Problem details
Work out how many lines in the data that follows contain "Boss". Write nothing but the number.

========

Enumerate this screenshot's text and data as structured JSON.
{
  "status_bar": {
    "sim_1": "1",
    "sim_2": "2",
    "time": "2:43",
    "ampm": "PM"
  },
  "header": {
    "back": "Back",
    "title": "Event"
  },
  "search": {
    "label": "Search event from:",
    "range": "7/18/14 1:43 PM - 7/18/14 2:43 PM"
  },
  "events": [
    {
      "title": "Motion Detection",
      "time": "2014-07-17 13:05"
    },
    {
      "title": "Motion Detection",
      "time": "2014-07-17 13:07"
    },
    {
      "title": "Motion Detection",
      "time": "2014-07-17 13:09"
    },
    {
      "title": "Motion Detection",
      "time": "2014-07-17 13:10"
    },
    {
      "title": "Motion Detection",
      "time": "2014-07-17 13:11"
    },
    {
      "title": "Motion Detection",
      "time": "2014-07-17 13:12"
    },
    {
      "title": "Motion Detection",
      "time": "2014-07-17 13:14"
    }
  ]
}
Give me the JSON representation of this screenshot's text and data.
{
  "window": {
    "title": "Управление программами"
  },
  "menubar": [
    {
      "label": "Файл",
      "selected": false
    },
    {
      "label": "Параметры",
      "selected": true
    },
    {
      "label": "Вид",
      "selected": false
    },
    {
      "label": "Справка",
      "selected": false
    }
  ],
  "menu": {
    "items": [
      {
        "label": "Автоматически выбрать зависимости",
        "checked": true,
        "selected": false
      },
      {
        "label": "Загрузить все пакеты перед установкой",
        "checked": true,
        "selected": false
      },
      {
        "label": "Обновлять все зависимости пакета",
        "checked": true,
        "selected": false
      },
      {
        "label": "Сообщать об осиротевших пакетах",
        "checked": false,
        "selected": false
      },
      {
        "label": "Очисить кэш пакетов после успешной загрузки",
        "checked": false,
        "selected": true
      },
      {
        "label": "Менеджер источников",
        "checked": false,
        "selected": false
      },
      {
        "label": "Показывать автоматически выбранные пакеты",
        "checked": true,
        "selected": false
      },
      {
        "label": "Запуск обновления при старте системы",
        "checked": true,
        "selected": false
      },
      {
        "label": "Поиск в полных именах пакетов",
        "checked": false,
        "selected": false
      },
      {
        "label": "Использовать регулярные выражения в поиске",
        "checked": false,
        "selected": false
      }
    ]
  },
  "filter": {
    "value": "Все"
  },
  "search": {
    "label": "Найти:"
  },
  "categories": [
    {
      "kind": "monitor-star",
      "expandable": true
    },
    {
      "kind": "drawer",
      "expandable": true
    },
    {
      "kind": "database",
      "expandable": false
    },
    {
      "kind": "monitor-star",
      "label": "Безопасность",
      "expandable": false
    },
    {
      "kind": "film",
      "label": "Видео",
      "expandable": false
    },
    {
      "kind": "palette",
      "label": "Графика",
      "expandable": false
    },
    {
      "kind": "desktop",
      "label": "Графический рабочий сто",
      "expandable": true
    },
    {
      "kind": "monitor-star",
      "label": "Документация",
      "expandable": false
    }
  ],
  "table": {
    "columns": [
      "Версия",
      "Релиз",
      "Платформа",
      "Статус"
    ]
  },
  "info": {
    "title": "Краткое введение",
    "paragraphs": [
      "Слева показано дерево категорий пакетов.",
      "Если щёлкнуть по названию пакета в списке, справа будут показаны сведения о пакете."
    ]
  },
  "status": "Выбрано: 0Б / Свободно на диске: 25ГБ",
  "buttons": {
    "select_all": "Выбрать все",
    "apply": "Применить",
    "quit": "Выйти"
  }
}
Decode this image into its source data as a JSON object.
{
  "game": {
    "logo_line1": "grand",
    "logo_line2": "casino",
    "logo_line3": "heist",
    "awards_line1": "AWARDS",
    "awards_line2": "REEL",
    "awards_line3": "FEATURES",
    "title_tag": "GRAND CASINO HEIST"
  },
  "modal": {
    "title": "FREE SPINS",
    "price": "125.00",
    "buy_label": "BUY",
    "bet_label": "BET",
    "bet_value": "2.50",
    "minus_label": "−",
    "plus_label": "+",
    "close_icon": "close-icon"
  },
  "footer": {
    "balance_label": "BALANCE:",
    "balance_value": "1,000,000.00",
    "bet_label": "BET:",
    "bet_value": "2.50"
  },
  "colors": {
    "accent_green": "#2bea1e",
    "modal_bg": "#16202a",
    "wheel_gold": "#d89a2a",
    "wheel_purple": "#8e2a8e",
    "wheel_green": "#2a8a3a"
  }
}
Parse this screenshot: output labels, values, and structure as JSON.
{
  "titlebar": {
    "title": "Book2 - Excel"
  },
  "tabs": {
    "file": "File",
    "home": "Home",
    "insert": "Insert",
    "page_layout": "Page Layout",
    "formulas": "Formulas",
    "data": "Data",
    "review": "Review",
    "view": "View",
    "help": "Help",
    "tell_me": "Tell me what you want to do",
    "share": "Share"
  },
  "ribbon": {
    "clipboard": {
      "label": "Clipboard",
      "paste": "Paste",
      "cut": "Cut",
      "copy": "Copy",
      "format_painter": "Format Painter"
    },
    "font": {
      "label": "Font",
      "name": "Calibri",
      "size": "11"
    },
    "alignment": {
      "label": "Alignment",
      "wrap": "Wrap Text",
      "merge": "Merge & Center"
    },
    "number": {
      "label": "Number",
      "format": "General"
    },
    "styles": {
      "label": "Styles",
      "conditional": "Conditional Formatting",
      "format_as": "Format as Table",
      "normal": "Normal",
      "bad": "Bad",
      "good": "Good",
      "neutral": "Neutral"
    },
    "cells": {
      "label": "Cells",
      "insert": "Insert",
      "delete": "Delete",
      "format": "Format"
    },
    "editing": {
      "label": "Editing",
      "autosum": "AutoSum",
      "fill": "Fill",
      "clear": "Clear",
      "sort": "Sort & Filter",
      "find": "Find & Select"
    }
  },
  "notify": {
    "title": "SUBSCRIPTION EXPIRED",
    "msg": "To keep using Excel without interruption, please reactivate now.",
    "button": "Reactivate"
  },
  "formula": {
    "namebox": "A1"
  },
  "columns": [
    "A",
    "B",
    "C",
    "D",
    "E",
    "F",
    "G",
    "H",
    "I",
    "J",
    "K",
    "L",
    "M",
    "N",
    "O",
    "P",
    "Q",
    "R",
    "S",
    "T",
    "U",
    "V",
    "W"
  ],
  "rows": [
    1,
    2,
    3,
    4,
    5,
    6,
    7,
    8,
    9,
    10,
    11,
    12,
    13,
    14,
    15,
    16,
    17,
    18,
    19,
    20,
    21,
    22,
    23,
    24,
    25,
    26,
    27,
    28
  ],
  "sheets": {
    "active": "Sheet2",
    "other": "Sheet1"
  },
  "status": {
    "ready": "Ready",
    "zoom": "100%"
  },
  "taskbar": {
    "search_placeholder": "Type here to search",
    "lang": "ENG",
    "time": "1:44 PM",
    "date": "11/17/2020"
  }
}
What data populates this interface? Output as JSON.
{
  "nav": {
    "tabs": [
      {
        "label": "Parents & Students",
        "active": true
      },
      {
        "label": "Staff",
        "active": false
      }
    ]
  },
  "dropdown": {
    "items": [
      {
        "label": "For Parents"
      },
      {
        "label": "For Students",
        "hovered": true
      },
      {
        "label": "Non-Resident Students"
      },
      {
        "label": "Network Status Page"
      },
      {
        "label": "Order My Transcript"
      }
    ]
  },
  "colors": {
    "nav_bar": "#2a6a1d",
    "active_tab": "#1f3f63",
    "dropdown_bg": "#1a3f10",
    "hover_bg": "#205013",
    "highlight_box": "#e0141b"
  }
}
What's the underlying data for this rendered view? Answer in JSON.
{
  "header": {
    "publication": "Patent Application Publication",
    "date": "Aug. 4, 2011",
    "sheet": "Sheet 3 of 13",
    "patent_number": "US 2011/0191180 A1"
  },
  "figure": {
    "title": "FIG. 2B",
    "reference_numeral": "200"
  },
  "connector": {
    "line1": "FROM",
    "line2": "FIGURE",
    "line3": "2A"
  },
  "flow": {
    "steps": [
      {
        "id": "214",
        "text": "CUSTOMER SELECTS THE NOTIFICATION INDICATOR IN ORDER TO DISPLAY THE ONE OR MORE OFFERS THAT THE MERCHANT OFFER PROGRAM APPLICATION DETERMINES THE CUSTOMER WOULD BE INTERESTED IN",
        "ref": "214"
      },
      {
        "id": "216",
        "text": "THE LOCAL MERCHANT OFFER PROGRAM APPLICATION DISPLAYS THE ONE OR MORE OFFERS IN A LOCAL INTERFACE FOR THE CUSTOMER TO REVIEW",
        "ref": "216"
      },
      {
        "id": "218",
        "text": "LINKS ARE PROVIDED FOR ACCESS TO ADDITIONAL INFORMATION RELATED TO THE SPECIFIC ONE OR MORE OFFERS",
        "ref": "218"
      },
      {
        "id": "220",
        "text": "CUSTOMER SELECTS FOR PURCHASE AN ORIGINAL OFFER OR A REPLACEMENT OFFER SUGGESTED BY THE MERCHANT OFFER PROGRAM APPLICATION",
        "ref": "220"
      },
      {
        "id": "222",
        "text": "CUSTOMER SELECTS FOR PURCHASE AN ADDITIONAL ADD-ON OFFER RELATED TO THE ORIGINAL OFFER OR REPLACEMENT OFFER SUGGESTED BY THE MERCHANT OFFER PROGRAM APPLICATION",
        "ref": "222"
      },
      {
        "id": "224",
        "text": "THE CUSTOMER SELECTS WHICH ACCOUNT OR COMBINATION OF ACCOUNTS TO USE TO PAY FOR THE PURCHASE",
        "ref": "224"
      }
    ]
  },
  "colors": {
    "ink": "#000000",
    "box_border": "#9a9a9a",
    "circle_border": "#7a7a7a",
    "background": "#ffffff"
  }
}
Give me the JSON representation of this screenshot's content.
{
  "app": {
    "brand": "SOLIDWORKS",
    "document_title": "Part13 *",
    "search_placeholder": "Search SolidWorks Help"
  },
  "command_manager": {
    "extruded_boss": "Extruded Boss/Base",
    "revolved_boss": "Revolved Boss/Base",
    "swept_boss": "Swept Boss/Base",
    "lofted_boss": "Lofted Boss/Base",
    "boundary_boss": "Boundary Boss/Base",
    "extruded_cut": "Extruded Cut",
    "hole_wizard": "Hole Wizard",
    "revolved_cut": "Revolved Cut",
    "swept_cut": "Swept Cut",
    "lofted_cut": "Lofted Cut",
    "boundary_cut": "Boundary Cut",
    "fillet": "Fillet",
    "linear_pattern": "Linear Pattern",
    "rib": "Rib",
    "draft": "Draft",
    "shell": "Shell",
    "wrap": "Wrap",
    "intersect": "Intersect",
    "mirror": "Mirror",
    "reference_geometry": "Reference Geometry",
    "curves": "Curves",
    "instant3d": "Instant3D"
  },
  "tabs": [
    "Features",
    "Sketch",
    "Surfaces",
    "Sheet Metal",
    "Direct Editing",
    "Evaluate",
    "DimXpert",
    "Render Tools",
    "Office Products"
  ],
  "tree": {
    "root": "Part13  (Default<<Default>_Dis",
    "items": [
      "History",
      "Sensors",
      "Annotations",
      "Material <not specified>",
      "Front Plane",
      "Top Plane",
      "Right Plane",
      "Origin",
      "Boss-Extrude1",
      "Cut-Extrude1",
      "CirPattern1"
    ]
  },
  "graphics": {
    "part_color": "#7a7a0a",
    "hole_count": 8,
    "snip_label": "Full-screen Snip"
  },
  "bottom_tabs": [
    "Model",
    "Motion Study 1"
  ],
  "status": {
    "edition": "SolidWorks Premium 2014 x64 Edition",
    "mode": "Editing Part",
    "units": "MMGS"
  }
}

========

Solution for this problem
6